#7: Film’s happy accidents can never be repeated
Film starts decaying as soon as it comes out of the factory. It’s a slow and gradual process, and it can be delayed by years or even decades by putting it in a fridge or freezer. But every roll of film is different, decaying and changing, and every roll in a slightly different way. That means every roll will look ever-so-slightly different.
That becomes even more pronounced when it comes to expired films, those that have long moved past their ‘use-by’ date. You take your chances with these, but the results can be fantastic – and very, very hard to replicate ever again. It’s a different world to the software algorithms behind the filters on photography apps like Hipstamatic and Instagram, which can replicated again and again. If those effects can be repeated with the click of a button, then they lose a little of what makes them so special.
#8: The waiting is good for you
Waiting a week after you got back from your holiday before you saw your photographs seems like a cruel joke; now you can be getting likes on Instagram mere seconds after taking a photo. For most of us, photos are meant to be seen, and the world of photo sharing has allowed us to share out visions with people all over the world. But does this mean we have to share them straight away?
There are films I took a few months ago, a year ago, even nearly a decade ago, that have been developed but not yet scanned. They will do. When they do, I get to revisit that time again; a friends’ gig in Istanbul; a summer festival on a Dutch island; a road trip through Romania; a sunny Sunday on a Brighton beach. It’s not a million miles away from picking up the films at a chemist after the holidays. And at a time when we expect – even demand – what we want as soon as we think we want it, it’s good to have a little patience.
For years, I've been saying #1 and #2 are very true for me. Along with the last part of #5 that I want to highlight again:

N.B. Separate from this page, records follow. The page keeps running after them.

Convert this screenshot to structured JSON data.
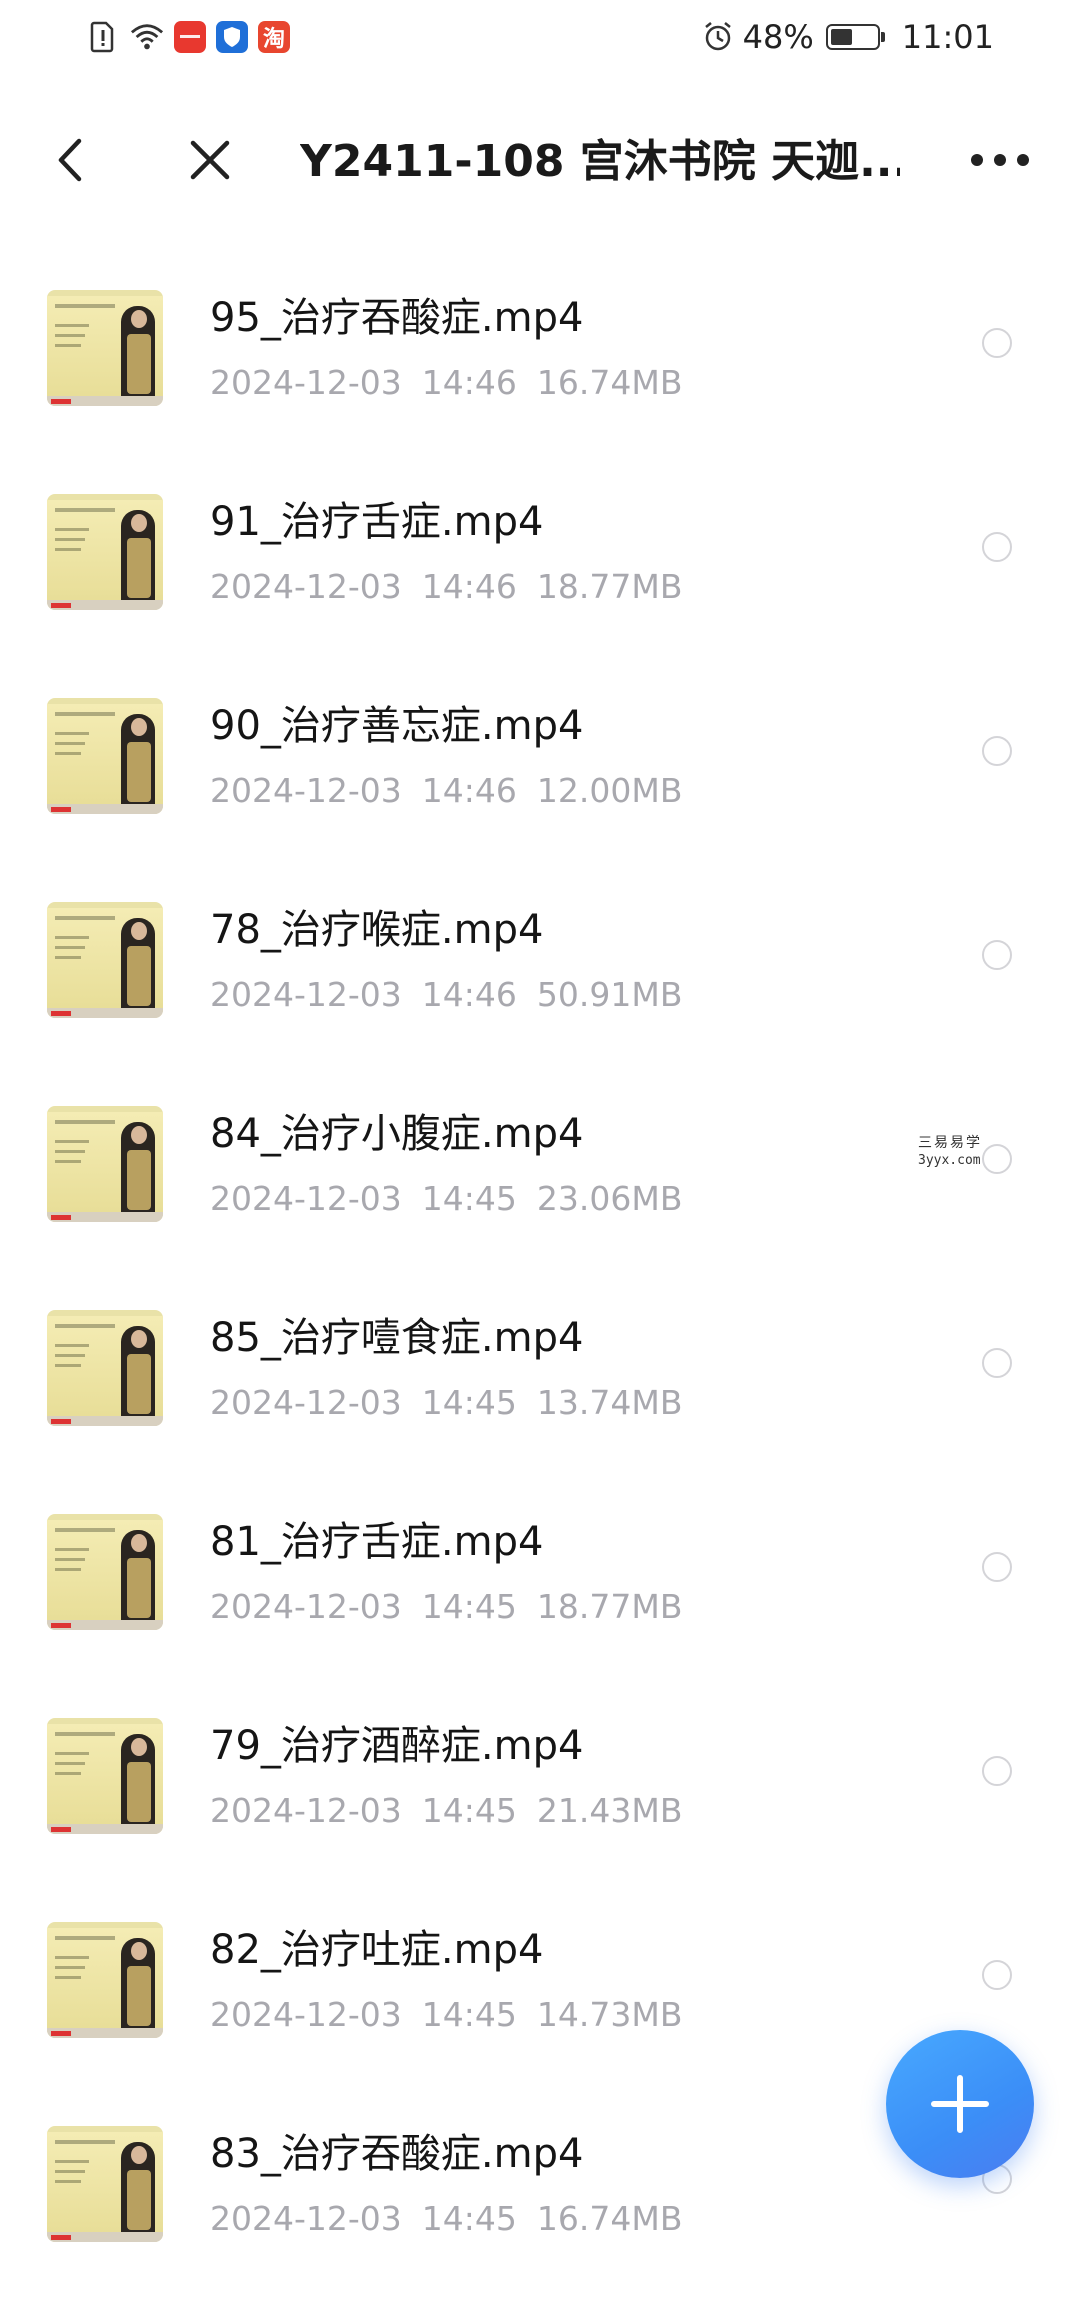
{
  "status_bar": {
    "left_icons": [
      "sim-alert-icon",
      "wifi-icon",
      "app-badge-icon",
      "shield-app-icon",
      "taobao-app-icon"
    ],
    "taobao_glyph": "淘",
    "alarm_icon": "alarm-clock-icon",
    "battery_percent": "48%",
    "battery_level": 0.48,
    "time": "11:01"
  },
  "header": {
    "title": "Y2411-108 宫沐书院 天迦...",
    "back_icon": "chevron-left-icon",
    "close_icon": "close-icon",
    "more_icon": "more-horizontal-icon"
  },
  "files": [
    {
      "name": "95_治疗吞酸症.mp4",
      "date": "2024-12-03",
      "time": "14:46",
      "size": "16.74MB"
    },
    {
      "name": "91_治疗舌症.mp4",
      "date": "2024-12-03",
      "time": "14:46",
      "size": "18.77MB"
    },
    {
      "name": "90_治疗善忘症.mp4",
      "date": "2024-12-03",
      "time": "14:46",
      "size": "12.00MB"
    },
    {
      "name": "78_治疗喉症.mp4",
      "date": "2024-12-03",
      "time": "14:46",
      "size": "50.91MB"
    },
    {
      "name": "84_治疗小腹症.mp4",
      "date": "2024-12-03",
      "time": "14:45",
      "size": "23.06MB"
    },
    {
      "name": "85_治疗噎食症.mp4",
      "date": "2024-12-03",
      "time": "14:45",
      "size": "13.74MB"
    },
    {
      "name": "81_治疗舌症.mp4",
      "date": "2024-12-03",
      "time": "14:45",
      "size": "18.77MB"
    },
    {
      "name": "79_治疗酒醉症.mp4",
      "date": "2024-12-03",
      "time": "14:45",
      "size": "21.43MB"
    },
    {
      "name": "82_治疗吐症.mp4",
      "date": "2024-12-03",
      "time": "14:45",
      "size": "14.73MB"
    },
    {
      "name": "83_治疗吞酸症.mp4",
      "date": "2024-12-03",
      "time": "14:45",
      "size": "16.74MB"
    }
  ],
  "watermark": {
    "text": "三易易学",
    "url": "3yyx.com"
  },
  "fab": {
    "icon": "plus-icon",
    "color": "#3b8ef7"
  },
  "colors": {
    "meta_text": "#a8a8ae",
    "title_text": "#1a1a1a",
    "radio_border": "#d4d4d8"
  }
}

"The gap between taking your photographs on film and editing them can really help you develop your photographic eye; if you give it long enough, you forget the emotions you were feeling when you were shooting. If you were having a perfect day, suddenly every picture on that day gets viewed through rose-tinted glasses. Look at them a few weeks later and you’re no longer tied to the emotions you were feeling. You have a better eye for sorting the killer from the filler."
I stress that last idea to my digital photography students.
Finally, #6 sounds like a hippy-dippy point, but I believe that one too.